**Entries shown**

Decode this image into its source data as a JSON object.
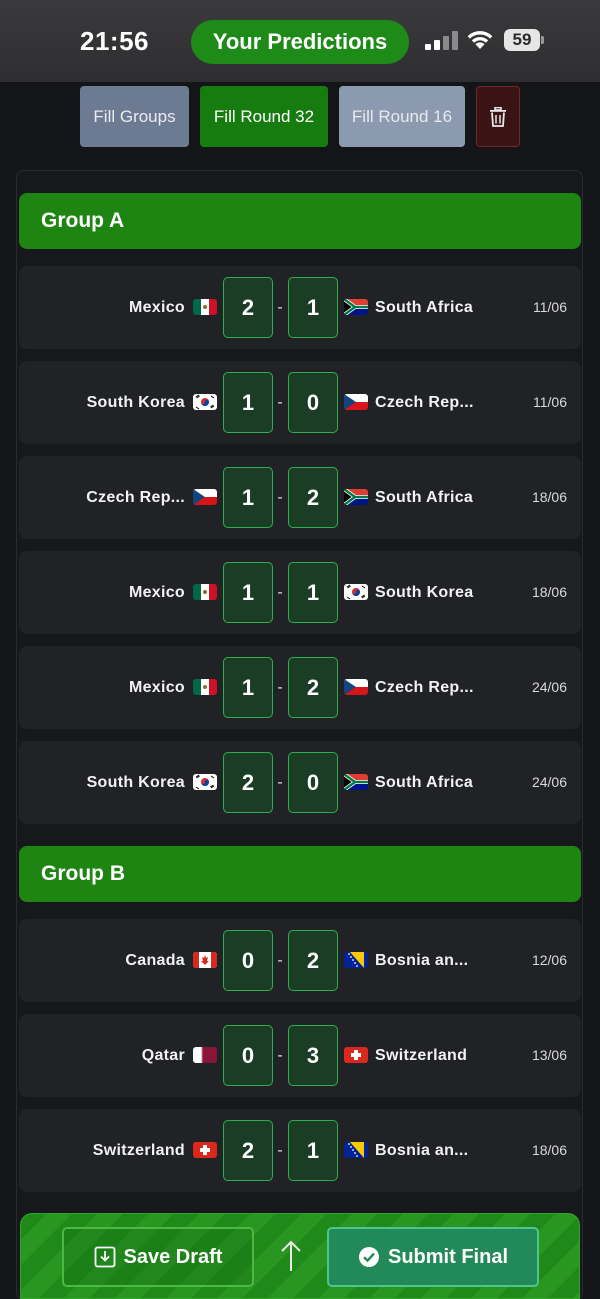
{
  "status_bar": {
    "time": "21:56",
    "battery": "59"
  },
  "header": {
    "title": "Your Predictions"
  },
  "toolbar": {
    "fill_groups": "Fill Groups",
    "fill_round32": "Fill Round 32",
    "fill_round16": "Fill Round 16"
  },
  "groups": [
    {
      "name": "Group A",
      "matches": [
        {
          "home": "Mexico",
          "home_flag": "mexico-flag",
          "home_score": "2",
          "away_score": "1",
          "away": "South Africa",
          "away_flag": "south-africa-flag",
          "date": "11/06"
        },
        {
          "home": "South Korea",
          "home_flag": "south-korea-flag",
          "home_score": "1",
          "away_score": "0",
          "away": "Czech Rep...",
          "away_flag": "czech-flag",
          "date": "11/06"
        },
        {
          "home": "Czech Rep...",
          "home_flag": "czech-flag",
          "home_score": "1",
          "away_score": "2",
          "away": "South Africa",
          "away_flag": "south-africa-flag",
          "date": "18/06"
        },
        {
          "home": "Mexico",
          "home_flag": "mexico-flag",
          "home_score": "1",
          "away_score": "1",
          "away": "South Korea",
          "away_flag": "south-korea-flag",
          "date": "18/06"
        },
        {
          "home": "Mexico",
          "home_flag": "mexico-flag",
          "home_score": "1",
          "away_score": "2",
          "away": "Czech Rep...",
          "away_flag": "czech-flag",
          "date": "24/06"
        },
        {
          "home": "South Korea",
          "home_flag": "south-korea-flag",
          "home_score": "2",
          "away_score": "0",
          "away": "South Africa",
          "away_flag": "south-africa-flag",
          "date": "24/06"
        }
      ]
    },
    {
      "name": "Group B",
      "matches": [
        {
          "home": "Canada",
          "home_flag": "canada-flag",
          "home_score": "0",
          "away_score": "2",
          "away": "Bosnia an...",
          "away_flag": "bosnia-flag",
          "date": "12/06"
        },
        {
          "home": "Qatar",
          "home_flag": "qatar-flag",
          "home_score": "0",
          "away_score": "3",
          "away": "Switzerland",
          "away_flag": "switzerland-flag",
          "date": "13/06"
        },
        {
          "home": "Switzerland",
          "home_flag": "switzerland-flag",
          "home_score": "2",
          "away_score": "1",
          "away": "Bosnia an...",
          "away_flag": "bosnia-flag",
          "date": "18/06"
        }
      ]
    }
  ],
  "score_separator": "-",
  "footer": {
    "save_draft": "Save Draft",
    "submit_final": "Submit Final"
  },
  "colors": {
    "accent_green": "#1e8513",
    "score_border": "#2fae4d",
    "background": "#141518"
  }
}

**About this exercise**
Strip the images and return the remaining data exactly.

**Output below**
Decode this image into its source data as a JSON object.
{
  "status_bar": {
    "time": "21:56",
    "battery": "59"
  },
  "header": {
    "title": "Your Predictions"
  },
  "toolbar": {
    "fill_groups": "Fill Groups",
    "fill_round32": "Fill Round 32",
    "fill_round16": "Fill Round 16"
  },
  "groups": [
    {
      "name": "Group A",
      "matches": [
        {
          "home": "Mexico",
          "home_flag": "mexico-flag",
          "home_score": "2",
          "away_score": "1",
          "away": "South Africa",
          "away_flag": "south-africa-flag",
          "date": "11/06"
        },
        {
          "home": "South Korea",
          "home_flag": "south-korea-flag",
          "home_score": "1",
          "away_score": "0",
          "away": "Czech Rep...",
          "away_flag": "czech-flag",
          "date": "11/06"
        },
        {
          "home": "Czech Rep...",
          "home_flag": "czech-flag",
          "home_score": "1",
          "away_score": "2",
          "away": "South Africa",
          "away_flag": "south-africa-flag",
          "date": "18/06"
        },
        {
          "home": "Mexico",
          "home_flag": "mexico-flag",
          "home_score": "1",
          "away_score": "1",
          "away": "South Korea",
          "away_flag": "south-korea-flag",
          "date": "18/06"
        },
        {
          "home": "Mexico",
          "home_flag": "mexico-flag",
          "home_score": "1",
          "away_score": "2",
          "away": "Czech Rep...",
          "away_flag": "czech-flag",
          "date": "24/06"
        },
        {
          "home": "South Korea",
          "home_flag": "south-korea-flag",
          "home_score": "2",
          "away_score": "0",
          "away": "South Africa",
          "away_flag": "south-africa-flag",
          "date": "24/06"
        }
      ]
    },
    {
      "name": "Group B",
      "matches": [
        {
          "home": "Canada",
          "home_flag": "canada-flag",
          "home_score": "0",
          "away_score": "2",
          "away": "Bosnia an...",
          "away_flag": "bosnia-flag",
          "date": "12/06"
        },
        {
          "home": "Qatar",
          "home_flag": "qatar-flag",
          "home_score": "0",
          "away_score": "3",
          "away": "Switzerland",
          "away_flag": "switzerland-flag",
          "date": "13/06"
        },
        {
          "home": "Switzerland",
          "home_flag": "switzerland-flag",
          "home_score": "2",
          "away_score": "1",
          "away": "Bosnia an...",
          "away_flag": "bosnia-flag",
          "date": "18/06"
        }
      ]
    }
  ],
  "score_separator": "-",
  "footer": {
    "save_draft": "Save Draft",
    "submit_final": "Submit Final"
  },
  "colors": {
    "accent_green": "#1e8513",
    "score_border": "#2fae4d",
    "background": "#141518"
  }
}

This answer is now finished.